Travel beyond Earth and explore the cosmos.
Space: the final frontier. It’s a place that’s infinitely as large as it is wondrous. From astrophysicists to people outstretched on a blanket in their backyard, its twinkling stars, celestial bodies and raining meteor showers have puzzled and astounded many from the first time we gazed our eyes upon the sky. Thanks to advancements in technology, we’re now able to peer farther into its dark recesses than we ever thought possible and marvel at Mother Nature’s greatest light show. If you’re looking for a firsthand experience but don’t have any equipment of your own, fear not, these cosmic hotspots are here to sate your imagination.
Telescopes For Use
The Tate Laboratory of Physics & Astronomy at the University of Minnesota has long been a venue for star parties, but while it receives a much-needed facelift, stargazers can still get their celestial fix every first and third Friday of the month during the fall and spring semesters at the Bell Museum of Natural History.
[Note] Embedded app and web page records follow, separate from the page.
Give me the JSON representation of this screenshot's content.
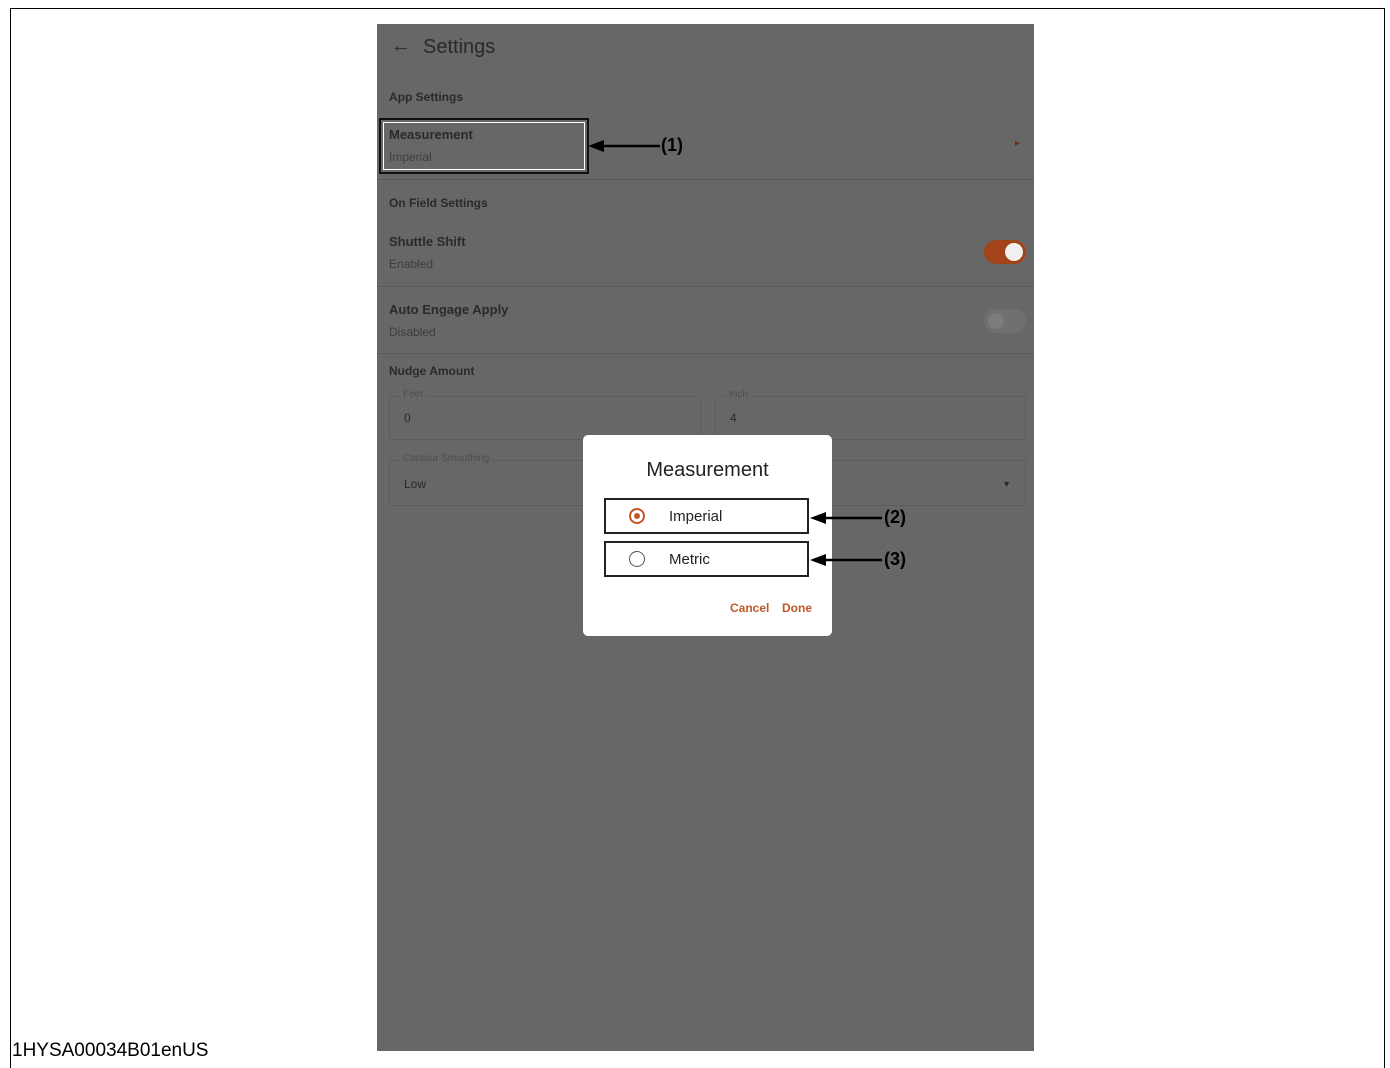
{
  "doc_id": "1HYSA00034B01enUS",
  "appbar": {
    "title": "Settings"
  },
  "sections": {
    "app": "App Settings",
    "field": "On Field Settings",
    "nudge": "Nudge Amount"
  },
  "rows": {
    "measurement": {
      "title": "Measurement",
      "value": "Imperial"
    },
    "shuttle": {
      "title": "Shuttle Shift",
      "value": "Enabled",
      "on": true
    },
    "auto_engage": {
      "title": "Auto Engage Apply",
      "value": "Disabled",
      "on": false
    }
  },
  "nudge": {
    "feet_label": "Feet",
    "feet_value": "0",
    "inch_label": "Inch",
    "inch_value": "4"
  },
  "contour": {
    "label": "Contour Smoothing",
    "value": "Low"
  },
  "dialog": {
    "title": "Measurement",
    "options": [
      {
        "label": "Imperial",
        "selected": true
      },
      {
        "label": "Metric",
        "selected": false
      }
    ],
    "cancel": "Cancel",
    "done": "Done"
  },
  "callouts": [
    "(1)",
    "(2)",
    "(3)"
  ],
  "colors": {
    "accent": "#c0582a",
    "overlay": "#676767",
    "toggle_on": "#a3431a"
  }
}
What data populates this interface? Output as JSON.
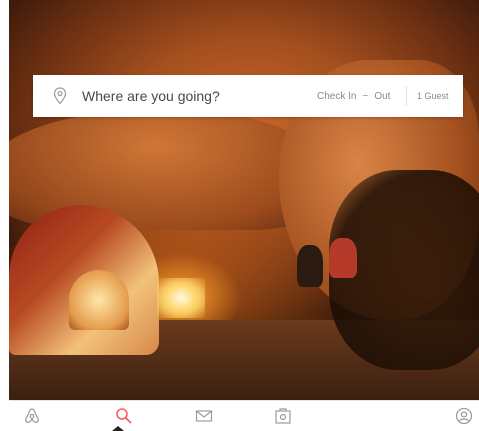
{
  "search": {
    "destination_placeholder": "Where are you going?",
    "check_in_label": "Check In",
    "date_separator": "~",
    "check_out_label": "Out",
    "guests_label": "1 Guest"
  },
  "tabbar": {
    "active_tab": "search",
    "icons": [
      "airbnb-logo-icon",
      "search-icon",
      "messages-icon",
      "trips-icon",
      "profile-icon"
    ],
    "active_color": "#ff5a5f",
    "inactive_color": "#9b9b9b"
  },
  "colors": {
    "brand": "#ff5a5f",
    "text": "#484848",
    "muted": "#8a8a8a"
  }
}
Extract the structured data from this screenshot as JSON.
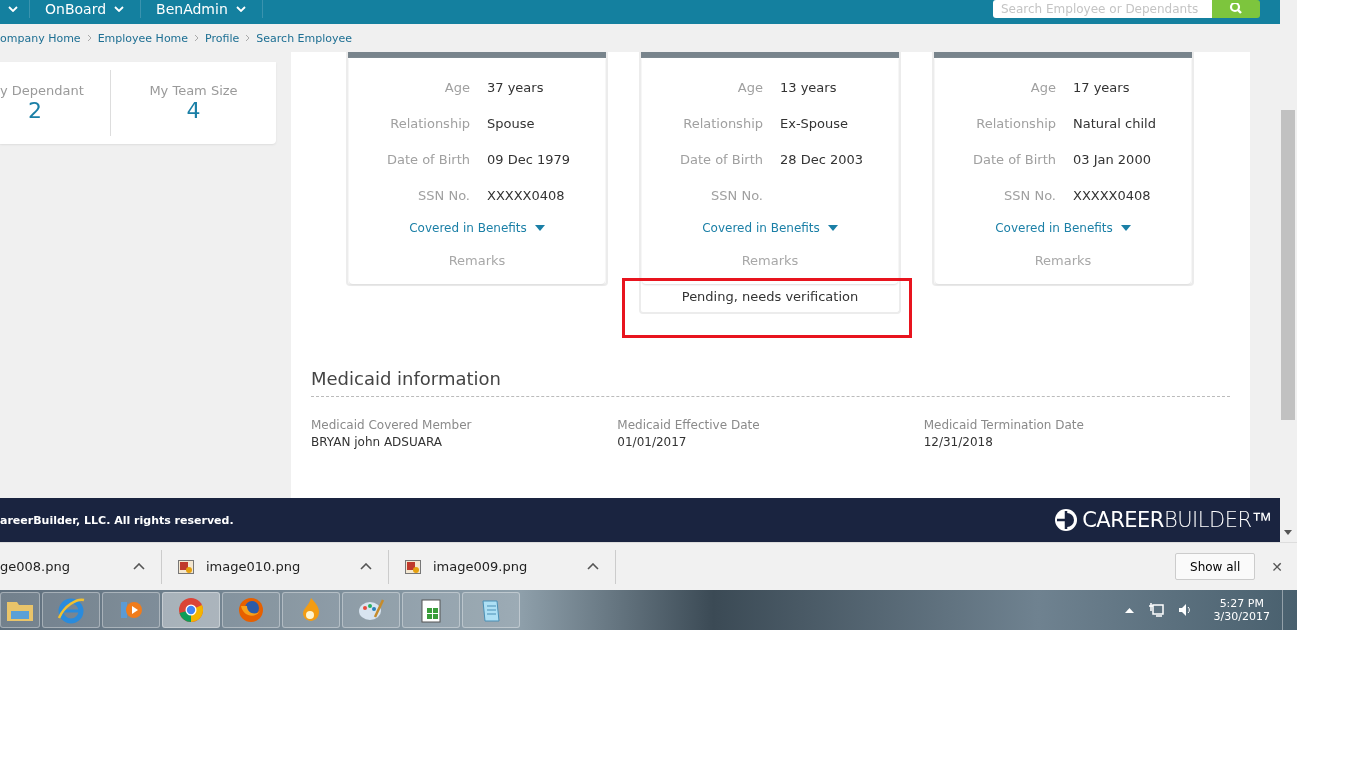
{
  "nav": {
    "items": [
      {
        "label": "OnBoard"
      },
      {
        "label": "BenAdmin"
      }
    ],
    "search": {
      "placeholder": "Search Employee or Dependants"
    }
  },
  "breadcrumbs": [
    "ompany Home",
    "Employee Home",
    "Profile",
    "Search Employee"
  ],
  "stats": [
    {
      "label": "y Dependant",
      "value": "2"
    },
    {
      "label": "My Team Size",
      "value": "4"
    }
  ],
  "dependants": [
    {
      "fields": [
        {
          "label": "Age",
          "value": "37 years"
        },
        {
          "label": "Relationship",
          "value": "Spouse"
        },
        {
          "label": "Date of Birth",
          "value": "09 Dec 1979"
        },
        {
          "label": "SSN No.",
          "value": "XXXXX0408"
        }
      ],
      "benefits_link": "Covered in Benefits",
      "remarks_label": "Remarks"
    },
    {
      "fields": [
        {
          "label": "Age",
          "value": "13 years"
        },
        {
          "label": "Relationship",
          "value": "Ex-Spouse"
        },
        {
          "label": "Date of Birth",
          "value": "28 Dec 2003"
        },
        {
          "label": "SSN No."
        }
      ],
      "benefits_link": "Covered in Benefits",
      "remarks_label": "Remarks",
      "remarks": "Pending, needs verification",
      "highlighted": true
    },
    {
      "fields": [
        {
          "label": "Age",
          "value": "17 years"
        },
        {
          "label": "Relationship",
          "value": "Natural child"
        },
        {
          "label": "Date of Birth",
          "value": "03 Jan 2000"
        },
        {
          "label": "SSN No.",
          "value": "XXXXX0408"
        }
      ],
      "benefits_link": "Covered in Benefits",
      "remarks_label": "Remarks"
    }
  ],
  "medicaid": {
    "title": "Medicaid information",
    "fields": [
      {
        "label": "Medicaid Covered Member",
        "value": "BRYAN john ADSUARA"
      },
      {
        "label": "Medicaid Effective Date",
        "value": "01/01/2017"
      },
      {
        "label": "Medicaid Termination Date",
        "value": "12/31/2018"
      }
    ]
  },
  "footer": {
    "copyright": "areerBuilder, LLC. All rights reserved.",
    "logo": "**CAREER**BUILDER™"
  },
  "downloads": {
    "items": [
      {
        "name": "ge008.png",
        "show_icon": false
      },
      {
        "name": "image010.png",
        "show_icon": true
      },
      {
        "name": "image009.png",
        "show_icon": true
      }
    ],
    "show_all": "Show all",
    "close": "✕"
  },
  "taskbar": {
    "time": "5:27 PM",
    "date": "3/30/2017"
  }
}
Included each night is a short, 20-minute presentation followed by outdoor observing (weather permitting) in the courtyard outside the museum.
Each year from April through November, the Minnesota Astronomical Society hosts stargazing parties come clouds or high water inside Baylor Regional Park on the shores of Eagle Lake. Spread across two observatories (Onan Observatory and Sylvia A. Casby Observatory), space connoisseurs have access to more than a dozen state-of-the-art telescopes and the Hotspot Classroom, a room dedicated to conducting presentations, live telescope feeds, and warming cold bodies on crisp nights.
Image by Karen Blumberg/flickr
For those looking for a patch of green to set-up shop away from the city lights, Metcalf Observing Field 14 miles east of downtown St. Paul is the perfect solution. While it doesn’t have any public telescopes available for use, it does feature three telescope pads equipped with electricity and a light pollution-free shroud of darkness.
Break free of the city limits during the summer months for Universe in the Park. Every summer from June to August, the Minnesota Institute for Astrophysics puts on a show at various state parks throughout the state. Each show includes a short presentation (20-30 minutes), and covers topics including the history of matter, how astronomers “see,” and a journey through our solar system. After the show, attendees are invited to peep at the stars through 8-inch reflecting telescopes.
If Mother Nature isn’t cooperating with you, a cloud and cold-free cosmic light show can always be found at the ExploraDome at the Bell Museum of Natural History. Every Friday, Saturday and Sunday stargazers can get an astronaut’s-eye-view of Earth, or marvel at the deepest, galaxy-filled edges of the observable universe in any of three shows.